Pixel Player is a new AI project paved the way from MIT Computer Science and Artificial Intelligence Laboratory (CSAIL). A team of MIT researchers led by Hang Zhao, a Ph.D. student at CSAIL has proposed to devise a deep-learning system that can analyze all the sounds of instruments playing in a video individually. It can then play a specific instrument independently with a single click.

“We were surprised that we could actually spatially locate the instruments at the pixel level. Being able to do that opens up a lot of possibilities, like being able to edit the audio of individual instruments by a single click on the video,” said Zhao.

The project, titled as “The Sound of Pixel” will be presented at European Conference on Computer Vision (ECCV), which is going to be organized at Munich, Germany this September.

Zhao co-wrote the paper under the guidance of MIT professors Antonio Torralba, in the Department of Electrical Engineering and Computer Science, and Josh McDermott, in the Department of Brain and Cognitive Sciences. The other team members are research associate Chuang Gan, undergraduate student Andrew Rouditchenko, and a Ph.D. graduate Carl Vondrick.

Self-supervised Sound Software

This is not the first time that effort towards isolating various sounds of instruments is taken up. The earlier projects focused primarily on audio composition, which often required extensive manual tagging.

On the other side PixelPlayer, underpinning a deep learning algorithm is a self-supervised system. It does not need any human intervention to identify the type or sound of a played instrument. In the paper, the MIT research team demonstrated that the new sound software can identify over 20 commonly seen music instruments precisely. However, the system still lacks the ability to segregate sub-classes of instruments.

“Trained on over 60 hours of videos, the “PixelPlayer” system can view a never-before-seen musical performance, identify specific instruments at a pixel level, and extract the sounds that are associated with those instruments,” cited in MIT’s official note.

Elaborating on deep learning aspect, MIT’s PixelPlayer discovers patterns in musical notes using neural networks that are already trained on existing footages. Given the input video, here one neural network studies the visual node whereas the other one specifically focuses on the audio component. The third neural network called ‘synthesizer’ links up specific pixels with specific sound waves to single out the different sounds of instruments.

Application of PixelPlayer
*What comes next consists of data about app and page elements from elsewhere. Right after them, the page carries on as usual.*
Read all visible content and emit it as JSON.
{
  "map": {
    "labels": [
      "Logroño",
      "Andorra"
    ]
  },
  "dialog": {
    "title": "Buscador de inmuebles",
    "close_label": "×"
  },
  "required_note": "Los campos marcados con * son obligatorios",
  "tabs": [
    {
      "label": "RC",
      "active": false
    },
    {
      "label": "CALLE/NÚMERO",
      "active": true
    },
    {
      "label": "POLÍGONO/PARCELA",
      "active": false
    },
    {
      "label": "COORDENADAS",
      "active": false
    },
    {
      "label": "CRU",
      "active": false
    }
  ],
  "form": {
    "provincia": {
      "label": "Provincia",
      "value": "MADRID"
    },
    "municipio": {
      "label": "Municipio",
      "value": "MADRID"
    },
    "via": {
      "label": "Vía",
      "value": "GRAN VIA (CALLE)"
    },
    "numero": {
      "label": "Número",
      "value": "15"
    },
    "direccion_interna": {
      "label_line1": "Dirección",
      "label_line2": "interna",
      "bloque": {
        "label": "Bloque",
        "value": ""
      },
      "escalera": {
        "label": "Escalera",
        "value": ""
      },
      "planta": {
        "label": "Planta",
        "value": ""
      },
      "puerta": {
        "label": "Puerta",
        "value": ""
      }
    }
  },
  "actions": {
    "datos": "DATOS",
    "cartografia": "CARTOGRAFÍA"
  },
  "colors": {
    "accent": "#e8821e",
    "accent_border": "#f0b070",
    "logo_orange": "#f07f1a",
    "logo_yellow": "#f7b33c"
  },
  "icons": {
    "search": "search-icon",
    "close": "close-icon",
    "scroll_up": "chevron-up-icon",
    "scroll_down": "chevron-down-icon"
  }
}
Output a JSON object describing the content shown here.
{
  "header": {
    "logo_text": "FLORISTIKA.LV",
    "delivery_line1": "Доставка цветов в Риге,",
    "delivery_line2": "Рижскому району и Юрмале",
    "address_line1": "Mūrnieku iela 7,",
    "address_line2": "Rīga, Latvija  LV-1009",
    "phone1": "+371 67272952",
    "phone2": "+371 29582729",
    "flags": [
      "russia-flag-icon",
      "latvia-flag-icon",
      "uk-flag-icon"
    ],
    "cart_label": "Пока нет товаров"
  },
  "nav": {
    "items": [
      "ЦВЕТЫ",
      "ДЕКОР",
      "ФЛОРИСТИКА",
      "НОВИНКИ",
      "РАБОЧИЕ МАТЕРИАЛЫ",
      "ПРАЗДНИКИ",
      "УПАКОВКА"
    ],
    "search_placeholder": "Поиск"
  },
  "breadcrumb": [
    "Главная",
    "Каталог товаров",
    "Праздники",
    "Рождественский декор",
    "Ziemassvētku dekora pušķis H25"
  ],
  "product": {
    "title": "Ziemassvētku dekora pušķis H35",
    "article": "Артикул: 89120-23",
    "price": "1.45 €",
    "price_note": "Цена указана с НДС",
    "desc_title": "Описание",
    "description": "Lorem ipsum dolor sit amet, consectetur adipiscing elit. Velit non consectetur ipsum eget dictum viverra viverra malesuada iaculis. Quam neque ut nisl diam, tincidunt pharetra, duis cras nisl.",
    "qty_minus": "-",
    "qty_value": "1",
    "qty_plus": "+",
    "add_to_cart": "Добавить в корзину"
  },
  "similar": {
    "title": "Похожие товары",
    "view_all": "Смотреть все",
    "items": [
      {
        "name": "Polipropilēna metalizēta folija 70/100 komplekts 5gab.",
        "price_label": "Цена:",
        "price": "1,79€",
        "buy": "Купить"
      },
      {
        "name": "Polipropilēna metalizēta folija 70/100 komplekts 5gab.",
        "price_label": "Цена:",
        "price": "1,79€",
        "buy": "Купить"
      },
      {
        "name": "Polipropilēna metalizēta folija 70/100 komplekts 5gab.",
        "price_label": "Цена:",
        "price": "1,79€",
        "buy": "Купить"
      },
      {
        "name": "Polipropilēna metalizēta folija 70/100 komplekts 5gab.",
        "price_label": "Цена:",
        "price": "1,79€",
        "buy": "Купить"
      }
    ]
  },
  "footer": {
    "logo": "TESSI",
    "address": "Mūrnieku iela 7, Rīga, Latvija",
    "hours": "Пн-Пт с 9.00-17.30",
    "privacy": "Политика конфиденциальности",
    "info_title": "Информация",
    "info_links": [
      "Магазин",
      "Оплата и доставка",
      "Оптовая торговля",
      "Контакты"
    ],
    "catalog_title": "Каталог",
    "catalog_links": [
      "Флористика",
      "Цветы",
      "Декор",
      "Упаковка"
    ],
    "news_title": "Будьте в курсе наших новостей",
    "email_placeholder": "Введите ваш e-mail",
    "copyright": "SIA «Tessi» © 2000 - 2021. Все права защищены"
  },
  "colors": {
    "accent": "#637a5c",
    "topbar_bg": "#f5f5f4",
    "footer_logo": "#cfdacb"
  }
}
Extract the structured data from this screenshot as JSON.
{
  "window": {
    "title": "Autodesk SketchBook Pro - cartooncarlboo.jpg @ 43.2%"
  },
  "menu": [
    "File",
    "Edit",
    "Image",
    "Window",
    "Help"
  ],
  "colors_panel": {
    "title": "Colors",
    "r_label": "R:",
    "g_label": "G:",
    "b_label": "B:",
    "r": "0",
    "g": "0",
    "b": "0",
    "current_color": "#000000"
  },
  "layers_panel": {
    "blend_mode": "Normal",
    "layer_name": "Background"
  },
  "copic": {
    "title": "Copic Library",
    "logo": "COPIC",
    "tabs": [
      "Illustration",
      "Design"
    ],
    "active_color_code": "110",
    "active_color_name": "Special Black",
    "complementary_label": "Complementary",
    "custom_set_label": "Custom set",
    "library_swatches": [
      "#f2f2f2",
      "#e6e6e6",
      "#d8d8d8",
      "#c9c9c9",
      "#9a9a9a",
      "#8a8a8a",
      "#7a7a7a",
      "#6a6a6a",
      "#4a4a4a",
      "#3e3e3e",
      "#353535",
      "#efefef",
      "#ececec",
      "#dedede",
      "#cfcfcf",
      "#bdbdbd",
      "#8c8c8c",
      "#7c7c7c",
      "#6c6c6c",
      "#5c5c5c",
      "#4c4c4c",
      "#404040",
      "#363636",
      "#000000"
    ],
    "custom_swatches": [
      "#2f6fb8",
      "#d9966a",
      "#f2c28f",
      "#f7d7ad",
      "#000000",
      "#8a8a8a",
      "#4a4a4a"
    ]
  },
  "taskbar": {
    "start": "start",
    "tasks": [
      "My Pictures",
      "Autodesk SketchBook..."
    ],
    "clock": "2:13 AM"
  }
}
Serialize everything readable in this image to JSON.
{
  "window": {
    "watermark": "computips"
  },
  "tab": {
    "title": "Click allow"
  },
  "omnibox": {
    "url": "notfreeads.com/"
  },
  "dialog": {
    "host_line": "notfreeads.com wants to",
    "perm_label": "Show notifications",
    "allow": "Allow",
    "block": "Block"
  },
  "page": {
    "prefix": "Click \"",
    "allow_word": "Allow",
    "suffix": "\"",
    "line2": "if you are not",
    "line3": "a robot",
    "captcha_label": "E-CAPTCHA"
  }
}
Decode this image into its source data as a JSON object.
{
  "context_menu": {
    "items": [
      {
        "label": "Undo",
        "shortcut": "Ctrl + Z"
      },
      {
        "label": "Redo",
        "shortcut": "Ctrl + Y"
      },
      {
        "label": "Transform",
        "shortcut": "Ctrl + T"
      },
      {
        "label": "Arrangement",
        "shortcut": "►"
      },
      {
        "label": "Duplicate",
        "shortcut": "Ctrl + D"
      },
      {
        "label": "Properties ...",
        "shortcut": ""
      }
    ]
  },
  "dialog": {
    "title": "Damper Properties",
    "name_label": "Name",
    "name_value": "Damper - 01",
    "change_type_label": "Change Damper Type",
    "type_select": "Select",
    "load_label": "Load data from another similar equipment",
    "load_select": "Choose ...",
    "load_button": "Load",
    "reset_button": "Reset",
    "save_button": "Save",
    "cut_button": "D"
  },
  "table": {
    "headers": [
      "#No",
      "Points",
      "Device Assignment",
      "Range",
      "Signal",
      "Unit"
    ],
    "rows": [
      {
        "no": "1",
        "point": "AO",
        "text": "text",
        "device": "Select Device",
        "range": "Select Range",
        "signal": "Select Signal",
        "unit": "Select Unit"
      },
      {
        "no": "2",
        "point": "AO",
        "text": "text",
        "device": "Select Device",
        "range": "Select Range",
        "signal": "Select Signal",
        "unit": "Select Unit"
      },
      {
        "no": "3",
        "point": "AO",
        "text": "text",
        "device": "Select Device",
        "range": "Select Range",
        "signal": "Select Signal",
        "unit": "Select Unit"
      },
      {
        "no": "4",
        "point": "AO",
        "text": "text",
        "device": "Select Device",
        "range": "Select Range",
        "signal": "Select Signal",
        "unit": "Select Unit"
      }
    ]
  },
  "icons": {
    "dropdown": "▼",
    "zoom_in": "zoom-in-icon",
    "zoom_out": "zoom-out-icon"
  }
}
Having said that, ‘The Sound of Pixels’ project holds more capabilities for music composers. The AI-based sound software can further modify the volume of each singled out instrument.

This system can aid engineers to enhance the audio quality of an old music concert. The music-makers could even pick a particular instrument piece from the bundle of instrument played in a video, swap it with a new instrument sound and preview how it would sound like when played together with other instruments.

Zhao said, “A system like PixelPlayer could even be used on robots to better understand the environmental sounds that other objects make, such as animals or vehicles.”